# [Task item]
The entries that follow should be written out exactly.

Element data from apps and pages
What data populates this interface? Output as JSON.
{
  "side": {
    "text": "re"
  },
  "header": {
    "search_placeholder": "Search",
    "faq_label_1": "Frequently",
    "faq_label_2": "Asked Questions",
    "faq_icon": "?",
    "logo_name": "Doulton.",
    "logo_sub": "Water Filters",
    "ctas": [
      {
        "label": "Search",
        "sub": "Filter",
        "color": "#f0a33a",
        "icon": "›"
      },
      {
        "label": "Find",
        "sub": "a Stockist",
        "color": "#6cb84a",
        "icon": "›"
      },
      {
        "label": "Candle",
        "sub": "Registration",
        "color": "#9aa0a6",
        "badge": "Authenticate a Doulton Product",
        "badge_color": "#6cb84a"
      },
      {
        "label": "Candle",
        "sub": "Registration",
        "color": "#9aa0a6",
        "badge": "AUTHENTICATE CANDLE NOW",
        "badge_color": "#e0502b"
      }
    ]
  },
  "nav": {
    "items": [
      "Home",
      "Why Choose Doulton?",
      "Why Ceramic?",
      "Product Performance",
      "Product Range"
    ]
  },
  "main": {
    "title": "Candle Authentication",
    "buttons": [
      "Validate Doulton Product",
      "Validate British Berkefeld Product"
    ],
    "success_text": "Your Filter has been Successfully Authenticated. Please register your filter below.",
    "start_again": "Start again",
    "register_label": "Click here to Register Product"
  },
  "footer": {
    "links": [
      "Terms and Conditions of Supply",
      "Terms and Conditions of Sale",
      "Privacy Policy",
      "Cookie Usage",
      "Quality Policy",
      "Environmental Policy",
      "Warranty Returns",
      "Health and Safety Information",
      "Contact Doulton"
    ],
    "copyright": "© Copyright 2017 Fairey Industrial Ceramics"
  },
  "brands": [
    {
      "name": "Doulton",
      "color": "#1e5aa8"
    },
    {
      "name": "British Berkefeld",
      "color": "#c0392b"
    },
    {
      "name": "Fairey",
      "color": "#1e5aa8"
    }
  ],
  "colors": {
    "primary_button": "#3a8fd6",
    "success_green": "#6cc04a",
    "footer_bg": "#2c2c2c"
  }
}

# [Task answer]
What data populates this interface? Output as JSON.
{
  "side": {
    "text": "re"
  },
  "header": {
    "search_placeholder": "Search",
    "faq_label_1": "Frequently",
    "faq_label_2": "Asked Questions",
    "faq_icon": "?",
    "logo_name": "Doulton.",
    "logo_sub": "Water Filters",
    "ctas": [
      {
        "label": "Search",
        "sub": "Filter",
        "color": "#f0a33a",
        "icon": "›"
      },
      {
        "label": "Find",
        "sub": "a Stockist",
        "color": "#6cb84a",
        "icon": "›"
      },
      {
        "label": "Candle",
        "sub": "Registration",
        "color": "#9aa0a6",
        "badge": "Authenticate a Doulton Product",
        "badge_color": "#6cb84a"
      },
      {
        "label": "Candle",
        "sub": "Registration",
        "color": "#9aa0a6",
        "badge": "AUTHENTICATE CANDLE NOW",
        "badge_color": "#e0502b"
      }
    ]
  },
  "nav": {
    "items": [
      "Home",
      "Why Choose Doulton?",
      "Why Ceramic?",
      "Product Performance",
      "Product Range"
    ]
  },
  "main": {
    "title": "Candle Authentication",
    "buttons": [
      "Validate Doulton Product",
      "Validate British Berkefeld Product"
    ],
    "success_text": "Your Filter has been Successfully Authenticated. Please register your filter below.",
    "start_again": "Start again",
    "register_label": "Click here to Register Product"
  },
  "footer": {
    "links": [
      "Terms and Conditions of Supply",
      "Terms and Conditions of Sale",
      "Privacy Policy",
      "Cookie Usage",
      "Quality Policy",
      "Environmental Policy",
      "Warranty Returns",
      "Health and Safety Information",
      "Contact Doulton"
    ],
    "copyright": "© Copyright 2017 Fairey Industrial Ceramics"
  },
  "brands": [
    {
      "name": "Doulton",
      "color": "#1e5aa8"
    },
    {
      "name": "British Berkefeld",
      "color": "#c0392b"
    },
    {
      "name": "Fairey",
      "color": "#1e5aa8"
    }
  ],
  "colors": {
    "primary_button": "#3a8fd6",
    "success_green": "#6cc04a",
    "footer_bg": "#2c2c2c"
  }
}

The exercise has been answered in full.